• Description of the task:
Your answer must be a single number: the count of lines in the records below that include the string "Select".

• Material for the task:

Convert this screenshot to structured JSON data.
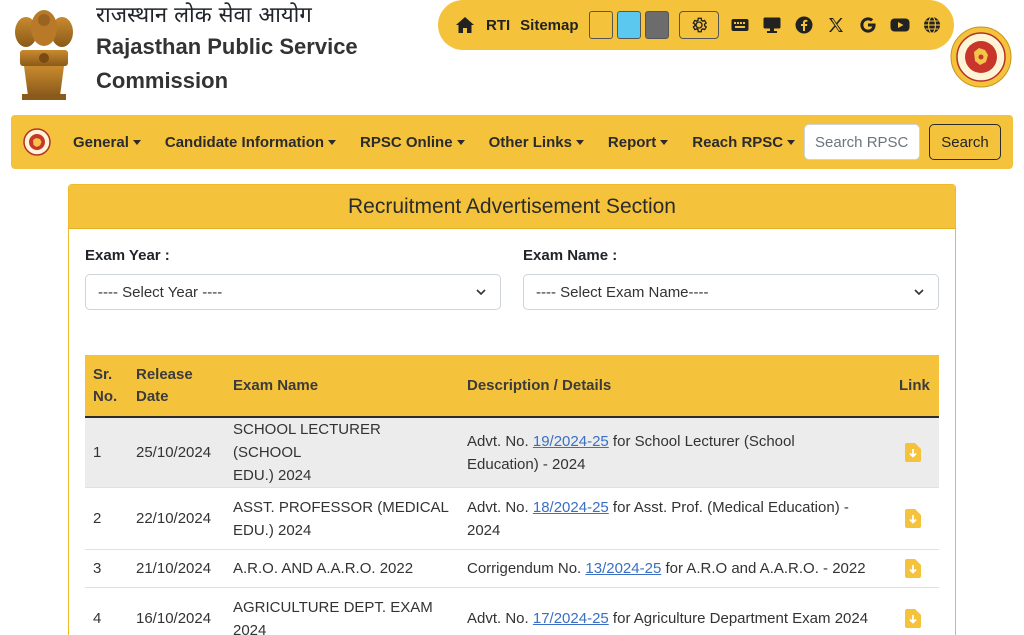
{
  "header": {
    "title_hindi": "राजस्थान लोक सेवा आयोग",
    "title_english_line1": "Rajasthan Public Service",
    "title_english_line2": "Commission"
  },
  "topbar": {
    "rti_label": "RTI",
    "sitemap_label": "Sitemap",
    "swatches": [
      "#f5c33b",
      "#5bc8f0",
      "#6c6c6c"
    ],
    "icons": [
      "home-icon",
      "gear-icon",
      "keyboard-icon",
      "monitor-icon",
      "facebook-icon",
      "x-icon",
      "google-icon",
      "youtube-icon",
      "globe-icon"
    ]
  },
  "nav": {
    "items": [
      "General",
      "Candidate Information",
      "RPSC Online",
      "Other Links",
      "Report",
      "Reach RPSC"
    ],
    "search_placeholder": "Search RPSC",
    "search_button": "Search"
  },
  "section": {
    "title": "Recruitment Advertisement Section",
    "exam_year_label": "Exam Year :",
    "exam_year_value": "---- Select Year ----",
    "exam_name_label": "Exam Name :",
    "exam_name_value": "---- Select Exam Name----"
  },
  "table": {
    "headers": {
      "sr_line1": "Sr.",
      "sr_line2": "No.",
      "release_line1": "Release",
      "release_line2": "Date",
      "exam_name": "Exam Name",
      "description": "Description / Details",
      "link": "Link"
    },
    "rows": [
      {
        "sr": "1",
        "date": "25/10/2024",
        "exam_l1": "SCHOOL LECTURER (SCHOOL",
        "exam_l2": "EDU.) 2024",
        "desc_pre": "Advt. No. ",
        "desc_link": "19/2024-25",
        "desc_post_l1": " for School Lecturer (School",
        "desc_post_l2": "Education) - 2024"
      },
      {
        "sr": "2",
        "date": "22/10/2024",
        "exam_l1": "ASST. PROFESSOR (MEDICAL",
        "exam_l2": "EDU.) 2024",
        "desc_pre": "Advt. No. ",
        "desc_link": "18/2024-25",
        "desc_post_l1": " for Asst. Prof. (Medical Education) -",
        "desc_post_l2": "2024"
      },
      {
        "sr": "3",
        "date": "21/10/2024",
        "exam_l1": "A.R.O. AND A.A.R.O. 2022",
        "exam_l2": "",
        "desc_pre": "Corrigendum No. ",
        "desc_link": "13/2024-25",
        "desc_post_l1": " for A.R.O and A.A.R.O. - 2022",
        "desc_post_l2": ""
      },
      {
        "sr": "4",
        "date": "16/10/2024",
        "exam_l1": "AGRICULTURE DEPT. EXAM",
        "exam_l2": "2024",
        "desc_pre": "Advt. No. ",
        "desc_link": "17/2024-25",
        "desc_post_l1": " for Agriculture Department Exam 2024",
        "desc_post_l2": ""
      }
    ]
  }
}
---
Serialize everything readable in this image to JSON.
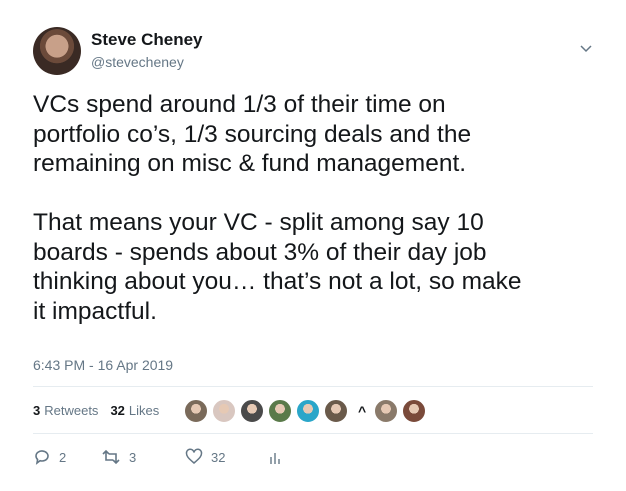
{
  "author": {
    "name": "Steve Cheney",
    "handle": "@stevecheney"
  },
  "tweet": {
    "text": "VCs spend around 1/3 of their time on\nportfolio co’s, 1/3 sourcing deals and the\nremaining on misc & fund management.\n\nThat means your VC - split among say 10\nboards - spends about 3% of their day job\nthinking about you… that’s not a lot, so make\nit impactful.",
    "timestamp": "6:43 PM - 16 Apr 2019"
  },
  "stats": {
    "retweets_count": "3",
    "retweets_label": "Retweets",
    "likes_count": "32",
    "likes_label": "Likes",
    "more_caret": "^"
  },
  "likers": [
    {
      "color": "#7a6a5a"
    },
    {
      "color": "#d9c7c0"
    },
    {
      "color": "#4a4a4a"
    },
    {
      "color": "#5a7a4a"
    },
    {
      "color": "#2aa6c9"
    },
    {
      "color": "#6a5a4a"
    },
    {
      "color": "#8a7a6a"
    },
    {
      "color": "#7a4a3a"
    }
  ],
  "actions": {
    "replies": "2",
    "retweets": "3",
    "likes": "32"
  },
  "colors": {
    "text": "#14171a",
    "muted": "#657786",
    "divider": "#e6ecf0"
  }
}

• Output of the task:
2